However, the image created in the world, among other things because of Obama’s flawed and failed policy, is that Israel alone is responsible for the impasse, and that construction in Jerusalem is the only and main obstacle to securing an agreement between Israel and the Palestinians.
Yet isn’t there a split among the Palestinians? Isn’t Hamas maintaining a rule of terror in Gaza? There are no Iran and no Syria and no weak Palestinian government whose interest in negotiations and an agreement is doubtful?
Somehow, no American policymaker or commentator is asking how Fatah, which cannot engage in talks with its Hamas “brethren” and secure a deal with them, can finalize an agreement with Israel.
Moreover, Obama started off by presenting requests and demands to Israel, the Palestinians, and pro-American Arab state for mutual gestures in order to renew the talks and improve the chances of concluding successfully. Netanyahu was the only leader who did something. In his Bar-Ilan speech he endorsed the two-state principle, and he even declared a construction freeze in the territories.
All the others rejected, some of them contemptuously, the American requests.
No attention to criticism
The crisis in US-Israel ties will not be over until talks between Israel and the Palestinians resume.

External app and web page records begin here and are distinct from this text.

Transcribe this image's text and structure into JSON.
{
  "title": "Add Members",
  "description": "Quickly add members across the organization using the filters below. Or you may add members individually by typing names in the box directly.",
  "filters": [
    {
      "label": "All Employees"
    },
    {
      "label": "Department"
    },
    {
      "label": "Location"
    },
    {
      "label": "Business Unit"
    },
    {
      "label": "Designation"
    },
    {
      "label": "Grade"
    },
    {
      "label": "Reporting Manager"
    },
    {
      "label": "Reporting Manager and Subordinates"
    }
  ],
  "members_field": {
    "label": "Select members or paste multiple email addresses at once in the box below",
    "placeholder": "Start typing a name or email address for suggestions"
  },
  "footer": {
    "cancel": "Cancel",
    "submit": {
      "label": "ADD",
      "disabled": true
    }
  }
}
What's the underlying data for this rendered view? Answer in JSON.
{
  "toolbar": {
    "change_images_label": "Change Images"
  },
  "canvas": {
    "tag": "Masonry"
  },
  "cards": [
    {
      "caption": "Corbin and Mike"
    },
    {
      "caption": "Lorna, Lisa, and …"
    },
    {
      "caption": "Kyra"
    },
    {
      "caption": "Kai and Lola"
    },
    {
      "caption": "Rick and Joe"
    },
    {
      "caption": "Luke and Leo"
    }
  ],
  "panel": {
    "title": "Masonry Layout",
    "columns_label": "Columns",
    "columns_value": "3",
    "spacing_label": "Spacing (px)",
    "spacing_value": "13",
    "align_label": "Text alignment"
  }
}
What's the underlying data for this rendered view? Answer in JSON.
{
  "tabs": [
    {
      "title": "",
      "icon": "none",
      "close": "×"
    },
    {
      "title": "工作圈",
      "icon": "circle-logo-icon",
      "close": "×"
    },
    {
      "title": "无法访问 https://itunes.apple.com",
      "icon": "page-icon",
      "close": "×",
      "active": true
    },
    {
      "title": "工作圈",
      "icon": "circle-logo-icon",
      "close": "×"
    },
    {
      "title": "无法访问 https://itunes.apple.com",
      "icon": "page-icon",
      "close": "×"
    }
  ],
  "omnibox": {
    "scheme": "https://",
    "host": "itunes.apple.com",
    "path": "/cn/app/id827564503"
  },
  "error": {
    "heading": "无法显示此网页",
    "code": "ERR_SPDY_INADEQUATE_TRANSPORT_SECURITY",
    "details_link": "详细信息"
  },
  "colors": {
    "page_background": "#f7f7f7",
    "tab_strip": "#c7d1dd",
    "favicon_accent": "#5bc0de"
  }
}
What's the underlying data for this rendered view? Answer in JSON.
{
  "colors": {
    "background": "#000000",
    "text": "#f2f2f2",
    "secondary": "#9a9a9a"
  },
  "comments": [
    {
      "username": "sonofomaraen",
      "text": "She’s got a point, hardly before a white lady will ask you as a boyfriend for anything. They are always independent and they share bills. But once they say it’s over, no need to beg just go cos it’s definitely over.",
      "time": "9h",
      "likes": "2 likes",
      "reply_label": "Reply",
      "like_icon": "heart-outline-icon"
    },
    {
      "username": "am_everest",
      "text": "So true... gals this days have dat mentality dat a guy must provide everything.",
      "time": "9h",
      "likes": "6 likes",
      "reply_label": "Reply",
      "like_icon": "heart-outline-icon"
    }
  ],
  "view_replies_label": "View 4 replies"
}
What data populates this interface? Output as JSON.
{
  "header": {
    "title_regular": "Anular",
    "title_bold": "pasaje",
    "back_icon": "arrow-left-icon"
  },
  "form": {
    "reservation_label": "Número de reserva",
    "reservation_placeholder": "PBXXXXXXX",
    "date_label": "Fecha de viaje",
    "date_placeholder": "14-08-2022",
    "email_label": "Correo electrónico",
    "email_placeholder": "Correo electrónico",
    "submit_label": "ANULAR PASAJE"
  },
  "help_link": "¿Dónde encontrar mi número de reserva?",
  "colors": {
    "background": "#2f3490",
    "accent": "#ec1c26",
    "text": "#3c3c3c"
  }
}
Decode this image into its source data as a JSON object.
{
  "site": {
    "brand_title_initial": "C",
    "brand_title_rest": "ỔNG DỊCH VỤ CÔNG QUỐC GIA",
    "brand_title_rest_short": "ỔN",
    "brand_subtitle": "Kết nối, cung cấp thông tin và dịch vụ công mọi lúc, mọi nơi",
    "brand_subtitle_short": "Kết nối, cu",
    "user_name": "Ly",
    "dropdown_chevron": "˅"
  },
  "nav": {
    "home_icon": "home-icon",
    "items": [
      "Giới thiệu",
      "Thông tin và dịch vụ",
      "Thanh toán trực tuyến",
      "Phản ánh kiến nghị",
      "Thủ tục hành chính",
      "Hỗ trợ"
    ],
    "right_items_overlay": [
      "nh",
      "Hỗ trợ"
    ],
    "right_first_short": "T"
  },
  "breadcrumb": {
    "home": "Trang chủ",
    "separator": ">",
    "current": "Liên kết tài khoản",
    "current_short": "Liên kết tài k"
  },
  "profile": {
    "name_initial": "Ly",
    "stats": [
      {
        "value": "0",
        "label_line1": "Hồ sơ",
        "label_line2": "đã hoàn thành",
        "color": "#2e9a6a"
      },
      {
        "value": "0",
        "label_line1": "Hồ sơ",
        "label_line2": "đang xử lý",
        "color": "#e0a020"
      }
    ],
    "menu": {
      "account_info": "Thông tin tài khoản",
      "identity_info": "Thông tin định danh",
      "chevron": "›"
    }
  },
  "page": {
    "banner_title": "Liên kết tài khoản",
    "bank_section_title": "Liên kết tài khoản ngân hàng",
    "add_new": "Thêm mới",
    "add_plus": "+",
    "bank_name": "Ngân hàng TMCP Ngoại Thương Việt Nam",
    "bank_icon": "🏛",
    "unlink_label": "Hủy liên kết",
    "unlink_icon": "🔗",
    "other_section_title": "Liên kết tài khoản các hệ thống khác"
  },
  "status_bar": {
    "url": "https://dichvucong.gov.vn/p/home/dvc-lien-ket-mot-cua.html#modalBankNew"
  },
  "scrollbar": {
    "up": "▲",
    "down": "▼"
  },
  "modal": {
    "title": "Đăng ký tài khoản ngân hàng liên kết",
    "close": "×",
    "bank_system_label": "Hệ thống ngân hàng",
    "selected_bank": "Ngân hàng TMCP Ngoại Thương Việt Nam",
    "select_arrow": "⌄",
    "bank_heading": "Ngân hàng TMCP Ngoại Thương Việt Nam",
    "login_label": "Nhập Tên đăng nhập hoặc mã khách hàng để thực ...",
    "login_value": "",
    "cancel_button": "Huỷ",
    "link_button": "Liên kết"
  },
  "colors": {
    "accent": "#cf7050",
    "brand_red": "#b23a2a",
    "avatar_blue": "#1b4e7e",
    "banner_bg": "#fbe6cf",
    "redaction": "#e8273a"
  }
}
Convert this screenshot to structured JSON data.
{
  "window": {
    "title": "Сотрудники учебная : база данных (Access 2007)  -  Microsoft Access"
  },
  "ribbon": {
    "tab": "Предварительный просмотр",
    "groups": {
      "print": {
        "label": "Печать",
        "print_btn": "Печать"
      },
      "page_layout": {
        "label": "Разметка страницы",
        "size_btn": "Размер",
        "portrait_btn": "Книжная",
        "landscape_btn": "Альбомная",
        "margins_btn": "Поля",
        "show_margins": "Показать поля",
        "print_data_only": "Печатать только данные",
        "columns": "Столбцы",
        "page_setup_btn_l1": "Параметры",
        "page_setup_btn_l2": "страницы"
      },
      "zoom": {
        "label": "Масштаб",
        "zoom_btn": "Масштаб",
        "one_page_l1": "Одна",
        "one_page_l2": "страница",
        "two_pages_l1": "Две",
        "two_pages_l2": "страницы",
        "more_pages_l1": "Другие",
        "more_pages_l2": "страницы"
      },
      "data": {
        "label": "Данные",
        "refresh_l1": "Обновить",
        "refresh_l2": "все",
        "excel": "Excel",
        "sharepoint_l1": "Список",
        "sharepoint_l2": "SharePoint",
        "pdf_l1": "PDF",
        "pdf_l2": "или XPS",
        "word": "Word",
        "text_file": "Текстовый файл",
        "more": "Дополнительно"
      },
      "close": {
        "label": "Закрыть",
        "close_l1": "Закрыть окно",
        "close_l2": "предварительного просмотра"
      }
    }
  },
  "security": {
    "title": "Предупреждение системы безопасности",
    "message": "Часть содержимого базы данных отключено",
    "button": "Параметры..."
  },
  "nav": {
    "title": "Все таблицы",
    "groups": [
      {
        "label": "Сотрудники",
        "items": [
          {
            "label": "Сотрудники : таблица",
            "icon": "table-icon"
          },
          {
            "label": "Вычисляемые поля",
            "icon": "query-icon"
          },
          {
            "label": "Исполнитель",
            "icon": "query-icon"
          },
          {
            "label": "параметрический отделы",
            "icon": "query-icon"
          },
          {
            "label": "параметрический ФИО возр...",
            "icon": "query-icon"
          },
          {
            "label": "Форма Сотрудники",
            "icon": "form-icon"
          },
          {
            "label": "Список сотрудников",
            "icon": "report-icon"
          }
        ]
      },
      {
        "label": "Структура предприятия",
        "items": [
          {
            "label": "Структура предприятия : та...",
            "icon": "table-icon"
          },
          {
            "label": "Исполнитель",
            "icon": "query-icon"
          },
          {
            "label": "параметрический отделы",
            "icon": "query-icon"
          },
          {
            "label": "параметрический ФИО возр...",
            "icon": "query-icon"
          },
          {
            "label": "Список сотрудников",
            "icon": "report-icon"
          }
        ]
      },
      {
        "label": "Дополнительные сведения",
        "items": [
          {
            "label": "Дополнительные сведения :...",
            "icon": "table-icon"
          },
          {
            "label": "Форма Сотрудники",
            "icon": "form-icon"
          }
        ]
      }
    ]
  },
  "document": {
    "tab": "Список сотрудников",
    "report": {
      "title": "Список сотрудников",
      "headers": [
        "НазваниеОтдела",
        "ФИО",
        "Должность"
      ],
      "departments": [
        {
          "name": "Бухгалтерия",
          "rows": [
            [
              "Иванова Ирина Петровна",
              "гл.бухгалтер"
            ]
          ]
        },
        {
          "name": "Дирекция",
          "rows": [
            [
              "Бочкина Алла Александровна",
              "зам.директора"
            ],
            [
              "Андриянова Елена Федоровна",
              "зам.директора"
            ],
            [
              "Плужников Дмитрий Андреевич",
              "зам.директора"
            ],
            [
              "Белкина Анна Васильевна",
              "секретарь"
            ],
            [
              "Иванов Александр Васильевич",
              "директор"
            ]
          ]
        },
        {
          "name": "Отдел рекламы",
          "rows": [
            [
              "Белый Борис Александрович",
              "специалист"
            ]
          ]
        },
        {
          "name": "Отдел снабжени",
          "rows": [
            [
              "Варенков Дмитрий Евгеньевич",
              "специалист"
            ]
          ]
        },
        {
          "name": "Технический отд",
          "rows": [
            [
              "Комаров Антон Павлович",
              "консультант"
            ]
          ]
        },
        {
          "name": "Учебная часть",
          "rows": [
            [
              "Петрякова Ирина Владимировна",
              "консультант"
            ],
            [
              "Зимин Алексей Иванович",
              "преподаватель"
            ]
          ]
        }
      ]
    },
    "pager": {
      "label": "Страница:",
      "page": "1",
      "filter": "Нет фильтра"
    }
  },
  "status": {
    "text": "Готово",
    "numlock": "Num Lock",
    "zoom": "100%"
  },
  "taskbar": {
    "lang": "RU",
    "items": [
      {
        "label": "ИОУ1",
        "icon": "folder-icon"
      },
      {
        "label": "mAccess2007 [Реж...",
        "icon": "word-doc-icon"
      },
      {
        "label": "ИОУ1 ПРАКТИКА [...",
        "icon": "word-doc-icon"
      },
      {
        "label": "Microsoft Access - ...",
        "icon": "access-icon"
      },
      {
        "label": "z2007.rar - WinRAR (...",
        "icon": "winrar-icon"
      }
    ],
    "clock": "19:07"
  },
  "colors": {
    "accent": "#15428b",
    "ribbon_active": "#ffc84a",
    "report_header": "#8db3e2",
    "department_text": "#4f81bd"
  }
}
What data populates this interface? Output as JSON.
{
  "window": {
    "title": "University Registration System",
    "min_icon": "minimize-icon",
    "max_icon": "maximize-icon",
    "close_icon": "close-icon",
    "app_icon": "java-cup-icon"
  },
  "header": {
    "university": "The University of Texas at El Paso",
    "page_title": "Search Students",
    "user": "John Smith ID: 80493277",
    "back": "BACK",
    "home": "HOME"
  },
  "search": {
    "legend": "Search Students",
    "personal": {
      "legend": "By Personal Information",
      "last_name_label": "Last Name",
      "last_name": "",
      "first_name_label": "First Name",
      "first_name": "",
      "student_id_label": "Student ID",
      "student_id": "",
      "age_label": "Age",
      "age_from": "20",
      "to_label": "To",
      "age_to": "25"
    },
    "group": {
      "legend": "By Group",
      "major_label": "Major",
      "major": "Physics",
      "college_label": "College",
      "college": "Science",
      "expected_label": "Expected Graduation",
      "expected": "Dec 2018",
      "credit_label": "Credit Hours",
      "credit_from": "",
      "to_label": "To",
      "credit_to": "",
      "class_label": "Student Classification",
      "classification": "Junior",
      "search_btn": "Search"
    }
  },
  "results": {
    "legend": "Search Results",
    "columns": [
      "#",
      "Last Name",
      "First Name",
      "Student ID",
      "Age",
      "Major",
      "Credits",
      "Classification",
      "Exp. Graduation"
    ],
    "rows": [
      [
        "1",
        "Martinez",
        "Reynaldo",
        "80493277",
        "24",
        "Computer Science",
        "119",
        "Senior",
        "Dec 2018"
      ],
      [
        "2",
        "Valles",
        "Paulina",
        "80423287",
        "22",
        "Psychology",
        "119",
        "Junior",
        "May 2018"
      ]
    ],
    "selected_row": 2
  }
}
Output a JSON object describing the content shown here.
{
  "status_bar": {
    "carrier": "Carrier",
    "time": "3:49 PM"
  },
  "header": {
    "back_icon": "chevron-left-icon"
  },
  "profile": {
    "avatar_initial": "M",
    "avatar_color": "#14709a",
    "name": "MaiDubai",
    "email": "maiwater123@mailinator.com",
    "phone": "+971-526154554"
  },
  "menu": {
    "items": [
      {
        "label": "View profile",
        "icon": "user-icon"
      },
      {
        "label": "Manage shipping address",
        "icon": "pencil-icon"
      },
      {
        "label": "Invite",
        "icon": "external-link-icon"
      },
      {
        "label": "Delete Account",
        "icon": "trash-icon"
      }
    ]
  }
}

The Obama Administration is pressing Israel, and only Israel, and will continue to do so until negotiations get underway. Obama is not exerting the necessary parallel pressure on the Palestinians because he has no tools for doing so.
The Palestinians wholly disregard Obama and expect him to do all the work for them and elicit unilateral concessions out of Israel.
Obama is unaffected by short-term political considerations such as the elections for Congress, to be held in a few months. He apparently also ignores the support letters for Israel recently sent by 76 Senators and 337 Congress members. There is no other issue in Washington today that can elicit such considerable and bipartisan support in Congress.
It is also doubtful whether Obama pays any attention to the criticism leveled at him via newspaper articles by well-known and influential figures such as Elie Wiesel and Ron Lauder. Under such circumstances, the Netanyahu government will need much initiative, sophistication, imagination, and boldness in order to overcome the crisis with Obama.
Prof. Eytan Gilboa is a senior research associate at the Begin-Sadat (BESA) Center for Strategic Studies and an expert on US-Israeli relations at Bar-Ilan University